## EXERCISE DESCRIPTION
Give the number of lines in the records below that include the word "icon", and add nothing to it.

## Excerpts from a dataset
******

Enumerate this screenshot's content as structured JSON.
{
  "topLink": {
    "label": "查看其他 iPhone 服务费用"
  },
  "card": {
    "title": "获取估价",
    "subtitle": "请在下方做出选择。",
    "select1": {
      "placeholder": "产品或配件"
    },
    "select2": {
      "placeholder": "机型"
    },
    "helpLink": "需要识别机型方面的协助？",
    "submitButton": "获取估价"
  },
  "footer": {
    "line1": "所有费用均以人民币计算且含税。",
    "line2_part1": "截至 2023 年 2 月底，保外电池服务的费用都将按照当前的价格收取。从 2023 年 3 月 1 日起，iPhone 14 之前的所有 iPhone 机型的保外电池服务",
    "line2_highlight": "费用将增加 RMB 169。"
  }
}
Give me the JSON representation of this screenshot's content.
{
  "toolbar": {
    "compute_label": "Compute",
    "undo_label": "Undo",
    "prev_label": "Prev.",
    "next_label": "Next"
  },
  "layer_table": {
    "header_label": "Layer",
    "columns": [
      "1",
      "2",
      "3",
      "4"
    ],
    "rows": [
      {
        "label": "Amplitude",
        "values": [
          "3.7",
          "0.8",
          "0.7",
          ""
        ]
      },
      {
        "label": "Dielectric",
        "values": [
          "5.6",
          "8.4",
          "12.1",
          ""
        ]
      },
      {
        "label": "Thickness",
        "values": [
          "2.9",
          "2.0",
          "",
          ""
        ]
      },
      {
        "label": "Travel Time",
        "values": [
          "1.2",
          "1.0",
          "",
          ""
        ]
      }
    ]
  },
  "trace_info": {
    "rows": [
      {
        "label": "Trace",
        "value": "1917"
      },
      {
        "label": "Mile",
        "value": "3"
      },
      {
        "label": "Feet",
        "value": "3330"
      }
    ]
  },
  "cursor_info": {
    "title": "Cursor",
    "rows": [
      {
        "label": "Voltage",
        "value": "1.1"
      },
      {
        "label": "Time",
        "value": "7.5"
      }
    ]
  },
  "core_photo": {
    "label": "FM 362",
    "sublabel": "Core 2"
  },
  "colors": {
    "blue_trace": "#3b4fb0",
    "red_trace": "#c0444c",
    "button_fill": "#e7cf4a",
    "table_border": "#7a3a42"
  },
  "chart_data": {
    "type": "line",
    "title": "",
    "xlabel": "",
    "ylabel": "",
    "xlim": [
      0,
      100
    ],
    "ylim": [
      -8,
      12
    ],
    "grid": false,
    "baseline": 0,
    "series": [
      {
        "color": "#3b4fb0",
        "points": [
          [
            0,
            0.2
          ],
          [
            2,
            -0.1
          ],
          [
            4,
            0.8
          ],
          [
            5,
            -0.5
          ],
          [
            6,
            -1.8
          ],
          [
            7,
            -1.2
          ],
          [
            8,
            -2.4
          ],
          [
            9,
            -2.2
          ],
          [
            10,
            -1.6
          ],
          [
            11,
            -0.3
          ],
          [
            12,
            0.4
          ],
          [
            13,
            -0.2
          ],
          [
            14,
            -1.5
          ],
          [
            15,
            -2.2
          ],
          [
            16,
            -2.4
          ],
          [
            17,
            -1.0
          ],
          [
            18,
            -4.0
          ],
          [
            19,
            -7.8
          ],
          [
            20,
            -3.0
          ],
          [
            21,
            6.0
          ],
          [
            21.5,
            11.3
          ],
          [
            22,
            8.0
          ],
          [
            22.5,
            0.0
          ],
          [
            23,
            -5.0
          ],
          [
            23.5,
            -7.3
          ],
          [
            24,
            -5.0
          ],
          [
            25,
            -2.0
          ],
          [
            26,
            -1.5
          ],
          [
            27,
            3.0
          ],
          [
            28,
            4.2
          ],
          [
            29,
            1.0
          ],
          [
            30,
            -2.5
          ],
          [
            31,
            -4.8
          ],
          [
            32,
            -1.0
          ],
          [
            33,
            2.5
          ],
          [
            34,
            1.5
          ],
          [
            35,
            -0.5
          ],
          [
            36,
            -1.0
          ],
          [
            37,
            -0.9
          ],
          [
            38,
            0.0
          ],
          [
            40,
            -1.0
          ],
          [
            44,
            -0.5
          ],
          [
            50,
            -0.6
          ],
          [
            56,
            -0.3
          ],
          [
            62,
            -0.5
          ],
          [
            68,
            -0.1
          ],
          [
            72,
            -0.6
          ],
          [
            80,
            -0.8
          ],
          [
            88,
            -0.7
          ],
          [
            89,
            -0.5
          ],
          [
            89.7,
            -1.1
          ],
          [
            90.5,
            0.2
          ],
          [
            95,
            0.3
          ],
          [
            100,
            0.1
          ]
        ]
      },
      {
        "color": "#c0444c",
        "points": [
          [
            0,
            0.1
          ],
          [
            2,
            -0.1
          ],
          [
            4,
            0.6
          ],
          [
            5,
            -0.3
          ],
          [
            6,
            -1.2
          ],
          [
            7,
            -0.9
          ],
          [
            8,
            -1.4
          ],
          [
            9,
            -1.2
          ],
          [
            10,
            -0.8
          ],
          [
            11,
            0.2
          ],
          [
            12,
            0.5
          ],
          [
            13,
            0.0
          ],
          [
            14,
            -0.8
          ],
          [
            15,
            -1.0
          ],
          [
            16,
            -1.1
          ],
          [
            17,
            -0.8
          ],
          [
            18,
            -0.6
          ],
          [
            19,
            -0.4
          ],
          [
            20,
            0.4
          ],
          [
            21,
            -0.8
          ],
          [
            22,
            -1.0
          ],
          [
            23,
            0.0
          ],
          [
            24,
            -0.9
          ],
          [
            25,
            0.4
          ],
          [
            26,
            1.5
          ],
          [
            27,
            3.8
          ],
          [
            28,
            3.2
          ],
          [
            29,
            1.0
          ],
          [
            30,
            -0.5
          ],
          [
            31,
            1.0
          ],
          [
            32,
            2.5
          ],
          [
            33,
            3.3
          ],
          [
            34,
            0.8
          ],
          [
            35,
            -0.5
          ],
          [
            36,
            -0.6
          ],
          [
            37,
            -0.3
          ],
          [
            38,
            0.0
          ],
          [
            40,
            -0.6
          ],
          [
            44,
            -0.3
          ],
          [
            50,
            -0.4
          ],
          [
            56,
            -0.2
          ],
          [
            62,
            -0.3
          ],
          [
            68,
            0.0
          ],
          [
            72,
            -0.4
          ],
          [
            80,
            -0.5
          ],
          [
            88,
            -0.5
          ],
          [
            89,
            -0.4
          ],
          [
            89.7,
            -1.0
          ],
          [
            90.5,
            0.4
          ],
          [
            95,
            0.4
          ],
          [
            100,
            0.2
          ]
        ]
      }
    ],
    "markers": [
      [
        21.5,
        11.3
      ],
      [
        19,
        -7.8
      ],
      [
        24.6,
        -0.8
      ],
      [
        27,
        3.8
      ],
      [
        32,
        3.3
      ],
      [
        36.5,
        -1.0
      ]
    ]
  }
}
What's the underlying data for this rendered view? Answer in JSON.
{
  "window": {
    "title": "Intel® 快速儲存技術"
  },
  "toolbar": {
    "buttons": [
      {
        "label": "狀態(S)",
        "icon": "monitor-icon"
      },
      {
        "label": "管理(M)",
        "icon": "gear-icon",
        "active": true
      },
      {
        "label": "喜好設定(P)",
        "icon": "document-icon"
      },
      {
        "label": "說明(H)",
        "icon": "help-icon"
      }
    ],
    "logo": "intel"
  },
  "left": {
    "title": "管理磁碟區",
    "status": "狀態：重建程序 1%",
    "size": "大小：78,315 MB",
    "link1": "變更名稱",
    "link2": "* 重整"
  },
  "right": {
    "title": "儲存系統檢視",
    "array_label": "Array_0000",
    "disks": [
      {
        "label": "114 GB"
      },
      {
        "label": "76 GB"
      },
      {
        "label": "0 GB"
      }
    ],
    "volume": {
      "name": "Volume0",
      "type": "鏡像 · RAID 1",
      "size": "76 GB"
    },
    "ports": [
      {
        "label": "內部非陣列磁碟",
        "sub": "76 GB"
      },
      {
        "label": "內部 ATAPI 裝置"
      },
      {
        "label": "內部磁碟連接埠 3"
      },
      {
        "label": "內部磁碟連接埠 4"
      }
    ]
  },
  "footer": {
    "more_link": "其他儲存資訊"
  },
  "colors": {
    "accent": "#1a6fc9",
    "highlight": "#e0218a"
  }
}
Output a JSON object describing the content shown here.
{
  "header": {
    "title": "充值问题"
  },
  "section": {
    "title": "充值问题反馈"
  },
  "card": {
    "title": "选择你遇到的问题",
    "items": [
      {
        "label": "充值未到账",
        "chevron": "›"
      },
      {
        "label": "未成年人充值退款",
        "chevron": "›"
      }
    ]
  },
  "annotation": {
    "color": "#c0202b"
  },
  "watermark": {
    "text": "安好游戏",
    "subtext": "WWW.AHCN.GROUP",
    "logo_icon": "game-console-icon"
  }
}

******

## RESPONSE TO THE EXERCISE
5